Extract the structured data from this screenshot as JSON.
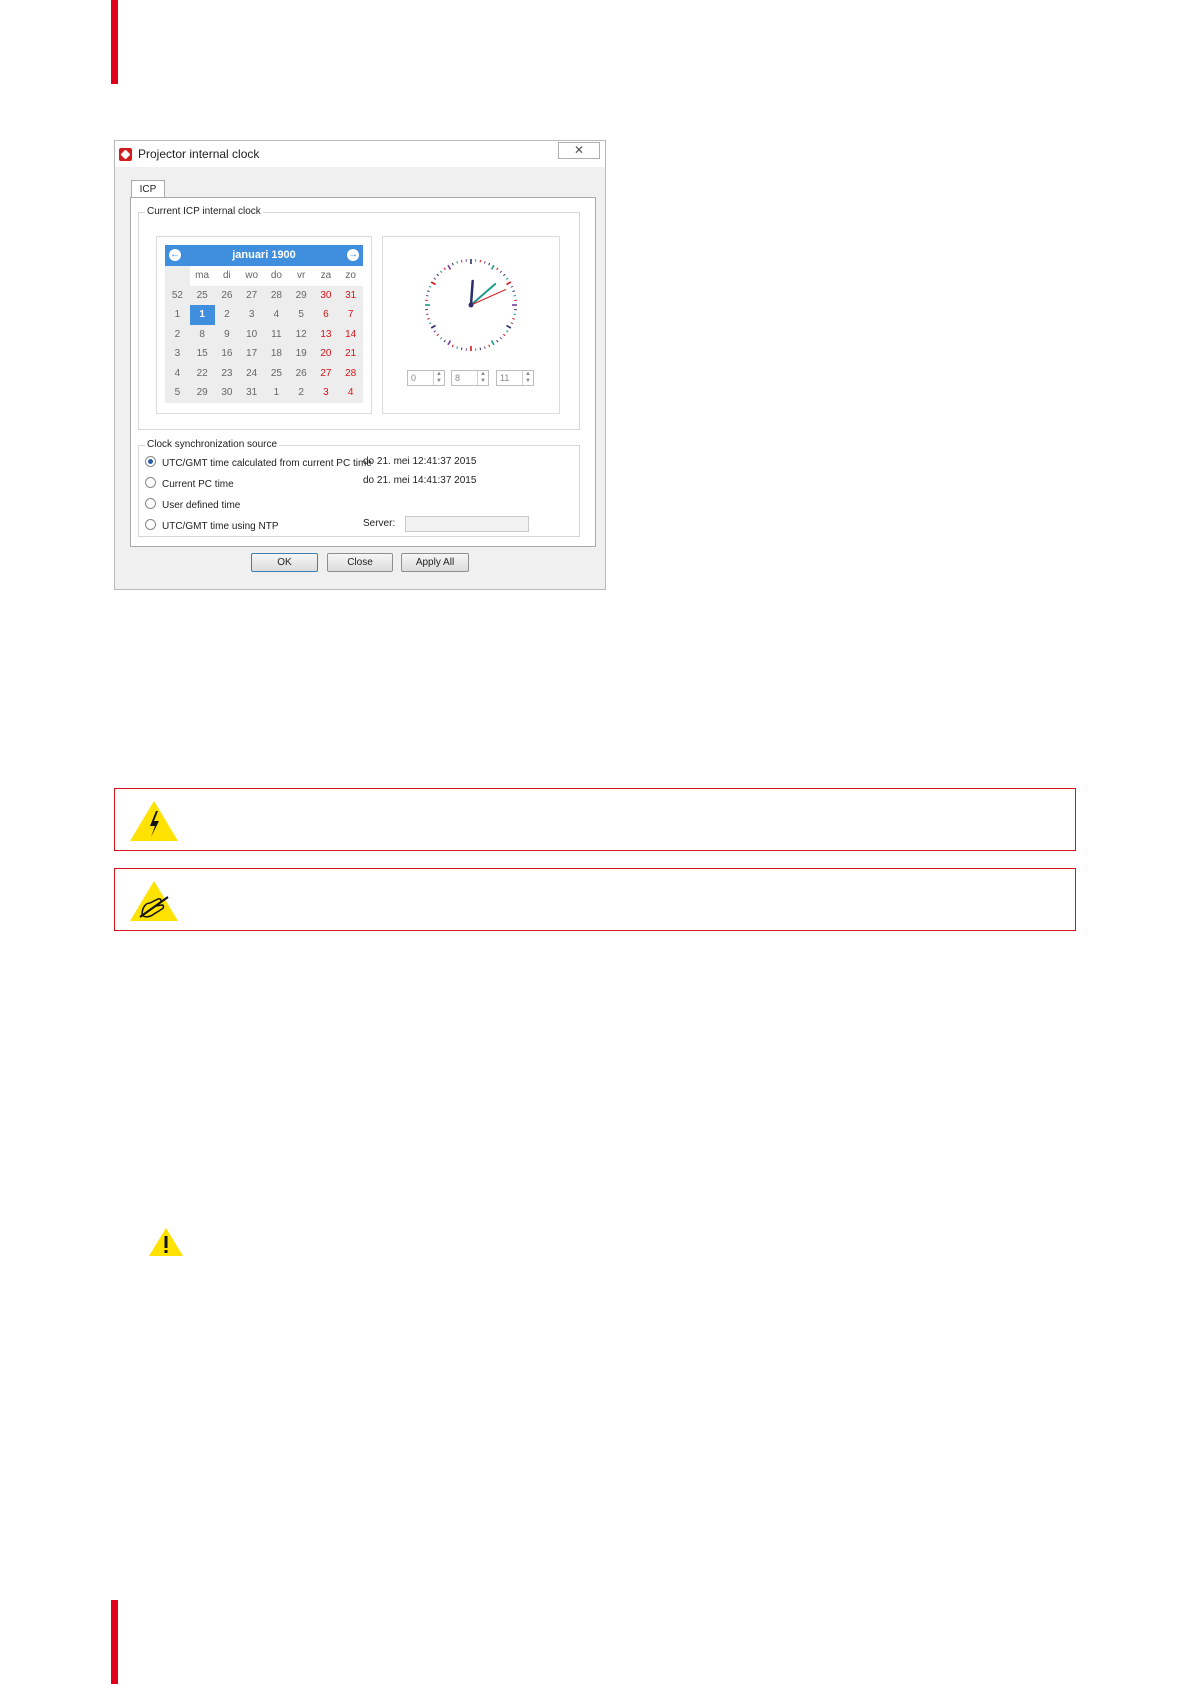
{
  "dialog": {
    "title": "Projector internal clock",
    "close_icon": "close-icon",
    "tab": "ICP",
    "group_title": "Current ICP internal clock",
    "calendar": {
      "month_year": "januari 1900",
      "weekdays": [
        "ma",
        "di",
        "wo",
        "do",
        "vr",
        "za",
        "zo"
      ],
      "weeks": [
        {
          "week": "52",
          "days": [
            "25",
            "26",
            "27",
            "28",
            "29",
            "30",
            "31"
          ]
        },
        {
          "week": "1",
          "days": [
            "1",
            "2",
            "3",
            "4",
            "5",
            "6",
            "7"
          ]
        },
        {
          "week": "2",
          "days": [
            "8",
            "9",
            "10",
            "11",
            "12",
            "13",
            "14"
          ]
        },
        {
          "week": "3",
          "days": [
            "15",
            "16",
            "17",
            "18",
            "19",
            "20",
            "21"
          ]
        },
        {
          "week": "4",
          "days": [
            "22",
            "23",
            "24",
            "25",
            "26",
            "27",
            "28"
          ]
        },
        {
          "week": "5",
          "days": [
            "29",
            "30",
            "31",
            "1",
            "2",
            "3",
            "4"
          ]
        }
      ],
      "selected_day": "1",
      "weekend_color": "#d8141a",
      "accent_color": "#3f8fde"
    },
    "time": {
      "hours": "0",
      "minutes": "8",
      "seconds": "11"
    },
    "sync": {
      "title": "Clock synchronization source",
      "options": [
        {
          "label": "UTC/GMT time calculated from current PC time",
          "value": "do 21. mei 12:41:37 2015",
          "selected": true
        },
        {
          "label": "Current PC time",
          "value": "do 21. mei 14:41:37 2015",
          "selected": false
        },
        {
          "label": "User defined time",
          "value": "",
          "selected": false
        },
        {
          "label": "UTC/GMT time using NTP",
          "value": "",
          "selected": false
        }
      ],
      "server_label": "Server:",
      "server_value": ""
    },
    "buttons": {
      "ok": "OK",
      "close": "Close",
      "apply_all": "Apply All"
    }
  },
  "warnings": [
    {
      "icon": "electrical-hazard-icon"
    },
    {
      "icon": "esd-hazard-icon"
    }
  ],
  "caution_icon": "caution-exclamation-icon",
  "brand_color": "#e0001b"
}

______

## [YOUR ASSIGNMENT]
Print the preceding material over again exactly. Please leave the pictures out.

## [TASK ANSWER]
Extract the structured data from this screenshot as JSON.
{
  "dialog": {
    "title": "Projector internal clock",
    "close_icon": "close-icon",
    "tab": "ICP",
    "group_title": "Current ICP internal clock",
    "calendar": {
      "month_year": "januari 1900",
      "weekdays": [
        "ma",
        "di",
        "wo",
        "do",
        "vr",
        "za",
        "zo"
      ],
      "weeks": [
        {
          "week": "52",
          "days": [
            "25",
            "26",
            "27",
            "28",
            "29",
            "30",
            "31"
          ]
        },
        {
          "week": "1",
          "days": [
            "1",
            "2",
            "3",
            "4",
            "5",
            "6",
            "7"
          ]
        },
        {
          "week": "2",
          "days": [
            "8",
            "9",
            "10",
            "11",
            "12",
            "13",
            "14"
          ]
        },
        {
          "week": "3",
          "days": [
            "15",
            "16",
            "17",
            "18",
            "19",
            "20",
            "21"
          ]
        },
        {
          "week": "4",
          "days": [
            "22",
            "23",
            "24",
            "25",
            "26",
            "27",
            "28"
          ]
        },
        {
          "week": "5",
          "days": [
            "29",
            "30",
            "31",
            "1",
            "2",
            "3",
            "4"
          ]
        }
      ],
      "selected_day": "1",
      "weekend_color": "#d8141a",
      "accent_color": "#3f8fde"
    },
    "time": {
      "hours": "0",
      "minutes": "8",
      "seconds": "11"
    },
    "sync": {
      "title": "Clock synchronization source",
      "options": [
        {
          "label": "UTC/GMT time calculated from current PC time",
          "value": "do 21. mei 12:41:37 2015",
          "selected": true
        },
        {
          "label": "Current PC time",
          "value": "do 21. mei 14:41:37 2015",
          "selected": false
        },
        {
          "label": "User defined time",
          "value": "",
          "selected": false
        },
        {
          "label": "UTC/GMT time using NTP",
          "value": "",
          "selected": false
        }
      ],
      "server_label": "Server:",
      "server_value": ""
    },
    "buttons": {
      "ok": "OK",
      "close": "Close",
      "apply_all": "Apply All"
    }
  },
  "warnings": [
    {
      "icon": "electrical-hazard-icon"
    },
    {
      "icon": "esd-hazard-icon"
    }
  ],
  "caution_icon": "caution-exclamation-icon",
  "brand_color": "#e0001b"
}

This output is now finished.